Supplementary PDF file available online.
Contribution: R.M., Y.Y., L.L.R., and J.P.N. conceived of and designed the study; R.M., S.L., D.C.D., Y.Y., L.L.R., and J.P.N. analyzed and interpreted the data; R.M., Y.Y., S.S., K.C.O., L.L.R., and J.P.N. drafted the paper; R.M., Y.Y., S.S., K.C.O., L.L.R., and J.P.N. critically reviewed the paper; S.L., D.C.D., Y.Y., and W.L. provided statistical expertise; R.M., L.L.R., and J.P.N. provided administrative and technical support; L.L.R. obtained funding; R.M., L.L.R., and J.P.N. supervised the study.
A list of the institutions and investigators in the Childhood Cancer Survivor Study is provided in Document S1, available on the Blood website; see the Supplemental Materials link at the top of the online article.
Conflict-of-interest disclosure: The authors declare no competing financial interests.
Correspondence: Joseph P. Neglia, Department of Pediatrics, University of Minnesota School of Medicine, 420 Delaware St SE, Minneapolis, MN 55455; e-mail:.
This work was supported by National Cancer Institute (NCI) Grant U24 55727 (L.L.R., Principal Investigator), the Intramural Research Program of the National Institutes of Health (NIH) and the National Cancer Institute, funding to the University of Minnesota from the Children's Cancer Research Fund, and funding to St Jude Children's Research Hospital from the American Lebanese Syrian Associated Charities (ALSAC). This research used the CCSS, a resource supported by the National Cancer Institute to promote and facilitate research on long-term survivors of cancer diagnosed in childhood and adolescence. Investigators may apply to use the CCSS by proposing an analysis of existing data or proposing new initiatives that would use the cohort. Interested investigators are encouraged to visit the CCSS website at http://www.stjude.org/ccss to learn more about this unique resource.
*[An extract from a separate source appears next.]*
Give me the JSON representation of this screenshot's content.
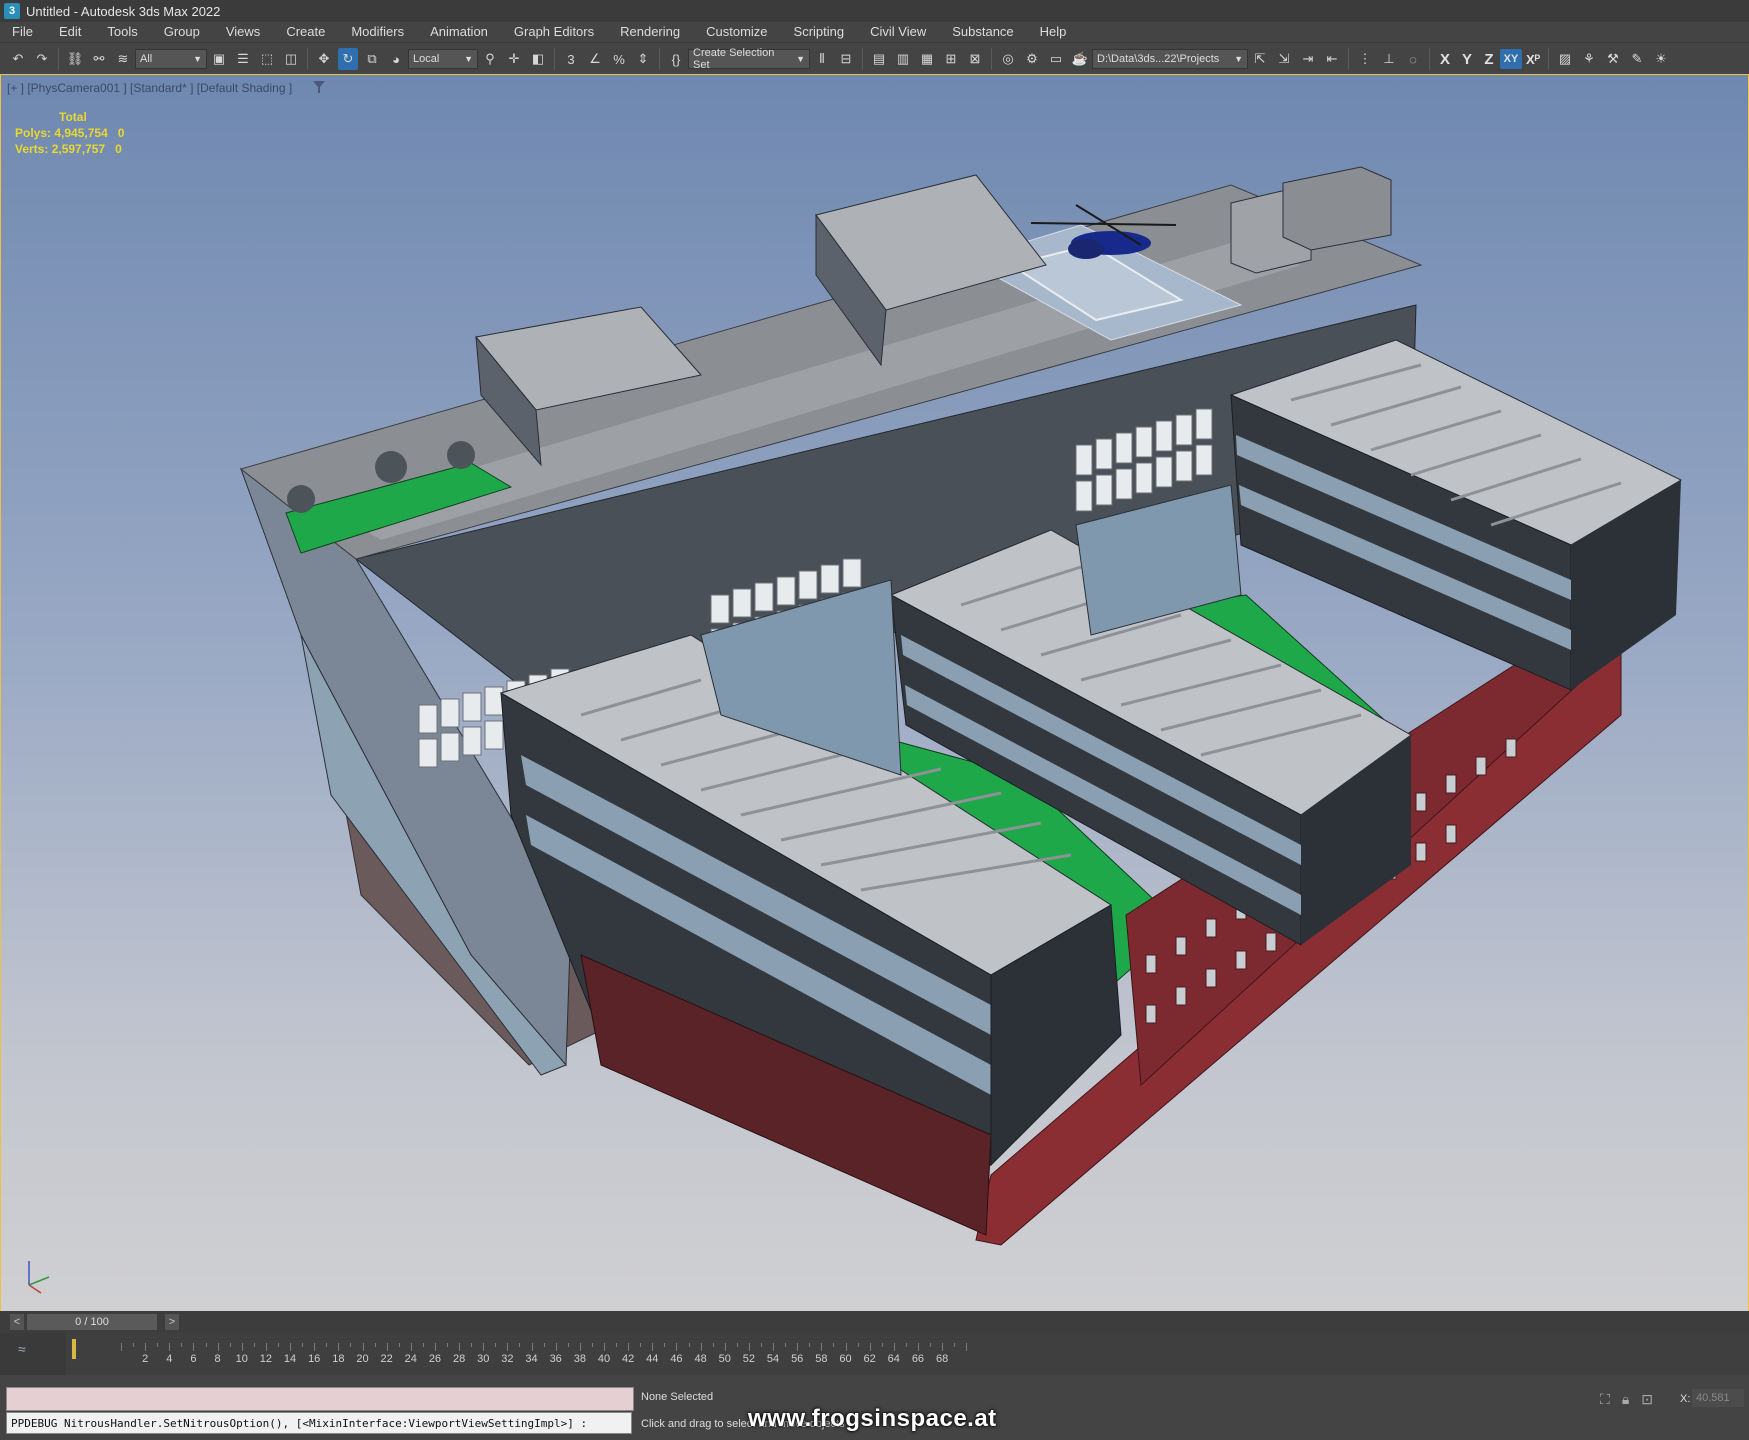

The study design, data collection, analysis, interpretation of the results, and the preparation of this paper were the sole responsibility of the authors.
The online version of this article contains a data supplement.
Presented in abstract form at the 48th annual meeting of the American Society of Hematology, Orlando, FL, December 10, 2006.
The publication costs of this article were defrayed in part by page charge payment. Therefore, and solely to indicate this fact, this article is hereby marked “advertisement” in accordance with 18 USC section 1734.
- Submitted October 7, 2007.
- Accepted February 25, 2008.
- © 2008 by The American Society of Hematology